Segment Start: Data supplied
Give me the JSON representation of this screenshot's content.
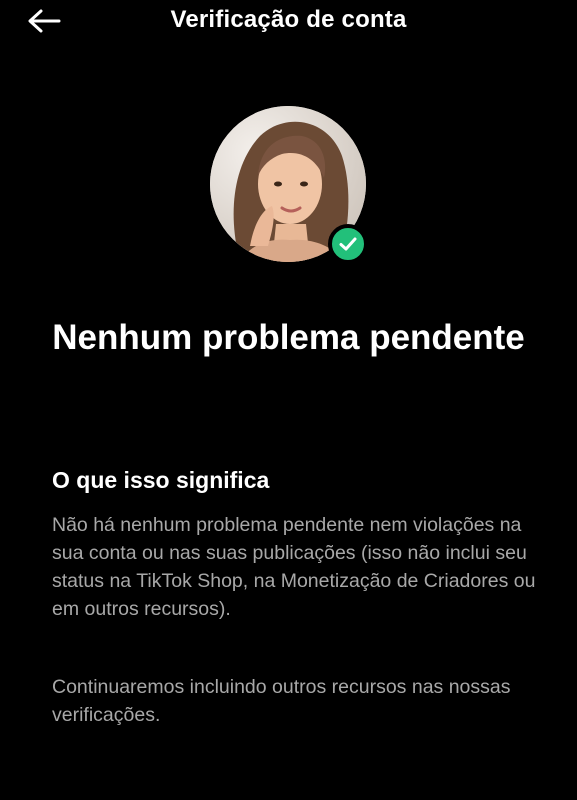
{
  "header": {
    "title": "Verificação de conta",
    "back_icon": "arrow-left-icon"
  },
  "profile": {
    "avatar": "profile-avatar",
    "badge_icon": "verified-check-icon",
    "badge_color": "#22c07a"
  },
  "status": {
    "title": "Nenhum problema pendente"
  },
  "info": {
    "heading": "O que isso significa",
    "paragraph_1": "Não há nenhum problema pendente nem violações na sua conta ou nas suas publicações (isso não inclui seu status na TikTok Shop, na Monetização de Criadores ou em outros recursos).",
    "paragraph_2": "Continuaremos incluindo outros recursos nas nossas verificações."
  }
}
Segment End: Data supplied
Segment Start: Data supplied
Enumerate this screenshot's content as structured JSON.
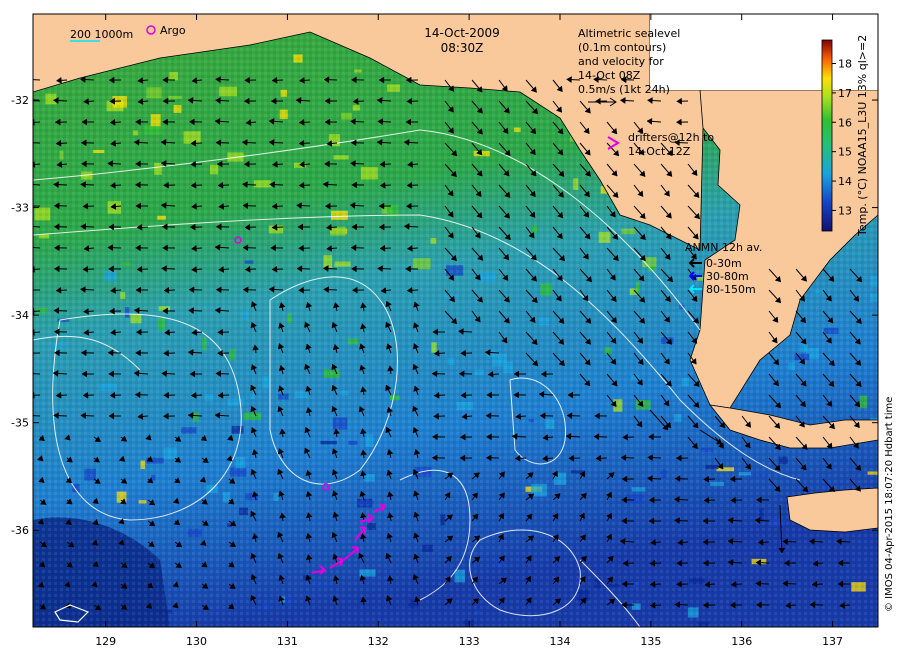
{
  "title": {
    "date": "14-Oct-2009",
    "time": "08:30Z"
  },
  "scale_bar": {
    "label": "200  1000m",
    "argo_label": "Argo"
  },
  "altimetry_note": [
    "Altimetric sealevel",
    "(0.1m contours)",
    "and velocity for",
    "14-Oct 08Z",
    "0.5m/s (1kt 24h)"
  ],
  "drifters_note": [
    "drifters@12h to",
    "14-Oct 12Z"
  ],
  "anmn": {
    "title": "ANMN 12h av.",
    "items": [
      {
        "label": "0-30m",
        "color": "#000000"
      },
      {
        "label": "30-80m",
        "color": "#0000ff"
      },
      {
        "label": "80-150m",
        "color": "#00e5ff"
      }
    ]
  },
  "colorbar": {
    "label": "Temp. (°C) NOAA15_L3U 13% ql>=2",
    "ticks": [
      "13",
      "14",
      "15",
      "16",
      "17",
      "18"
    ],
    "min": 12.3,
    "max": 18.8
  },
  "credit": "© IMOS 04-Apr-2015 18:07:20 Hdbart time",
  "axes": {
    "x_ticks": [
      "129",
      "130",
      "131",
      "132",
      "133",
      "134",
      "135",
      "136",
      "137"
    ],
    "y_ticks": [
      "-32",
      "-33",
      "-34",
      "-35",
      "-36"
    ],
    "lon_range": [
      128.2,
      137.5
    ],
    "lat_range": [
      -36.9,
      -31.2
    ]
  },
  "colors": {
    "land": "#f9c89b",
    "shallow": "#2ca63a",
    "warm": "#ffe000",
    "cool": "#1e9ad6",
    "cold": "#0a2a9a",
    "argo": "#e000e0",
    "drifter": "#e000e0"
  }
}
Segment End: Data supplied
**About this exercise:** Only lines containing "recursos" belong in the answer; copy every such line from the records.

**Response to this task:**
    "paragraph_1": "Não há nenhum problema pendente nem violações na sua conta ou nas suas publicações (isso não inclui seu status na TikTok Shop, na Monetização de Criadores ou em outros recursos).",
    "paragraph_2": "Continuaremos incluindo outros recursos nas nossas verificações."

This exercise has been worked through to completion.